Justin Fields cleared to play immediately. Ours?


I’m sure there are a lot of politics considering he was a top rated player and he went to THE Ohio State University, but I wonder if this opens up a door for our two transfers. I am unaware of any hardships Fields had and he is not a grad transfer. So I’m curious what was said so that he was able to be eligible to play immediately. If we could find out, it would be great to get our two transfers active for this upcoming season.


His transfer hardship waiver request was based on the comments/racial slurs directed at him from other student athletes via twitter.

(jimmyschofield) #3

Fields was so scared playing at UGA because of the racist chants from a baseball player (who’s been kicked out of the university) in the stands of one of their football games, that his sister is still enrolled and playing for the softball team. Wait what?

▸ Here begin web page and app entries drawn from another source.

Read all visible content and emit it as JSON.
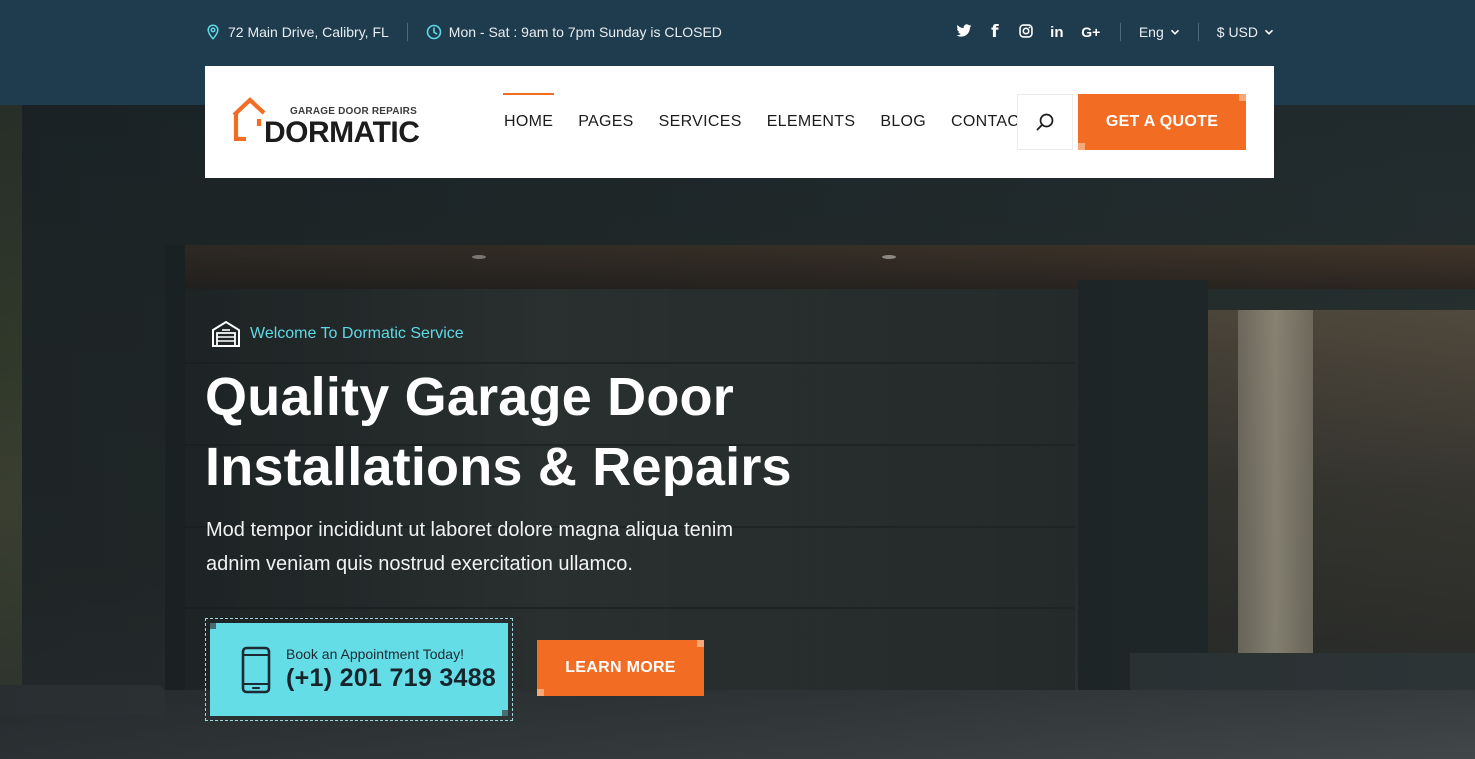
{
  "topbar": {
    "address": "72 Main Drive, Calibry, FL",
    "hours": "Mon - Sat : 9am to 7pm Sunday is CLOSED",
    "social": {
      "twitter": "𝕥",
      "facebook": "f",
      "instagram": "◎",
      "linkedin": "in",
      "googleplus": "G+"
    },
    "language": "Eng",
    "currency": "$ USD"
  },
  "header": {
    "logo_tagline": "GARAGE DOOR REPAIRS",
    "logo_brand": "DORMATIC",
    "nav": [
      "HOME",
      "PAGES",
      "SERVICES",
      "ELEMENTS",
      "BLOG",
      "CONTACT"
    ],
    "active_nav": "HOME",
    "quote_button": "GET A QUOTE"
  },
  "hero": {
    "welcome": "Welcome To Dormatic Service",
    "headline_line1": "Quality Garage Door",
    "headline_line2": "Installations & Repairs",
    "sub_line1": "Mod tempor incididunt ut laboret dolore magna aliqua tenim",
    "sub_line2": "adnim veniam quis nostrud exercitation ullamco.",
    "appointment_label": "Book an Appointment Today!",
    "appointment_phone": "(+1) 201 719 3488",
    "learn_more": "LEARN MORE"
  },
  "colors": {
    "accent": "#f36c23",
    "cyan": "#64dde7",
    "topbar": "#1f3b4e"
  }
}
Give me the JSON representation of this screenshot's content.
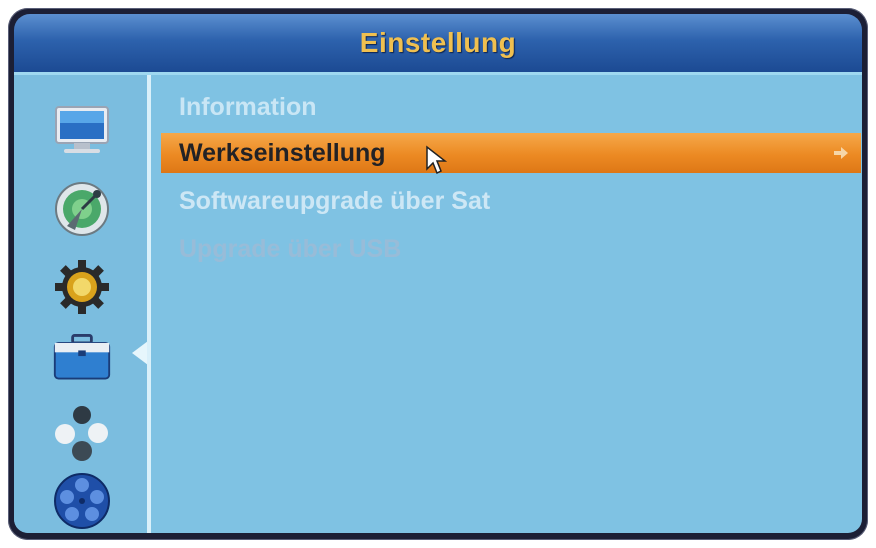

Typical of the gutless NCAA.


Interesting. Thank you for sharing.

(Mike Higdon) #5

Maybe we can get some people to write a text to guys we want to play this fall. :kissing_closed_eyes:


Make sure it’s a student that does it…if we do it then it’s an impermissible benefit and team gets the death penalty probably.

(Patrick) #7

Interesting that our current signee, Justin Harris, posted that he wasn’t allowed to transfer from Baylor to Houston last year without sitting out (ended up at JUCO). He was accused of violating unspecified rules (he was part of a sexual assault investigation of 4 Baylor players, but ended up not being named in the report) and Rhule booted him, but the NCAA wasn’t going to allow him to suit up at Houston last season.


If we were a blue blood I’m sure there would be some “special” circumstances that would have cleared him immediately.

(Jimmy Morris) #9

I don’t think it’s a hardship when it’s your own actions that cause the problem. Fields and Harris worlds apart.

(Patrick) #10

Maybe. It’s tough to tell in that case because Baylor released nothing about what happened and why Harris was kicked off the team.

Why does everything like this always come back to Baylor.


Maybe civil litigation can just get rid of Baylor.


We’ve had a few questionable waivers/decisions go in our favor. I’m not too upset when the NCAA errs on the side of student athletes, especially when it has no impact on us.

(Kyle Caesar) #13

I believe all players should have at least one non grad transfer without waiting a year, and schools shouldn’t block them. Since title XIIII restricts pay, I think the athletes should gt something in return. Coaches can leave without penalty, and players should be able to.

(jimmyschofield) #14

I have no problem with Fields transferring, but to say it’s because of racism at UGA? While his sister is attending, also on athletic scholarship? It’s so ridiculous to me. Man up and be truthful, you want more playing time. End of story.

(Ben) #15

Did his sister receive racist comments too? I don’t see what she has to do with this, but you keep mentioning her.

(Jimmy Morris) #16

I think it should also be brought up again, the main point of many of the kids sitting out a year is not a rule based on punishment. It’s about the athlete being a student first. If a kid is a sophomore, has over 30 hours completed, has a 3.0 average or higher, then they are much more likely to be approved for immediate eligibility than a third year athlete that has less than 45 hours completed and below a 2.0 average. If they are struggling to keep up, the NCAA wants to make sure the new school focuses on the “student” part before the “athlete” part of the commitment first.

It’s protecting kids from big schools grabbing up athletes with big promises, using up the rest of their eligibility and then sending them back home without helping them finish their education. The intentions are moral.

(Ben) #17

Emphasis mine. From ESPN:

More insight from attorney Tom Mars on Justin Fields’ waiver application to Ohio State: “Irrefutable documentation that has nothing to do with racism was presented to the NCAA in support of OSU’s request that Justin Fields be given a waiver. That information wasn’t critical of – and didn’t reflect poorly on – the UGA culture, the UGA administration or staff, any particular student, or the student body. And it certainly didn’t reflect poorly on Justin or any member of his family. However, that documentation did provide support for the issuance of a waiver under the NCAA’s rules.”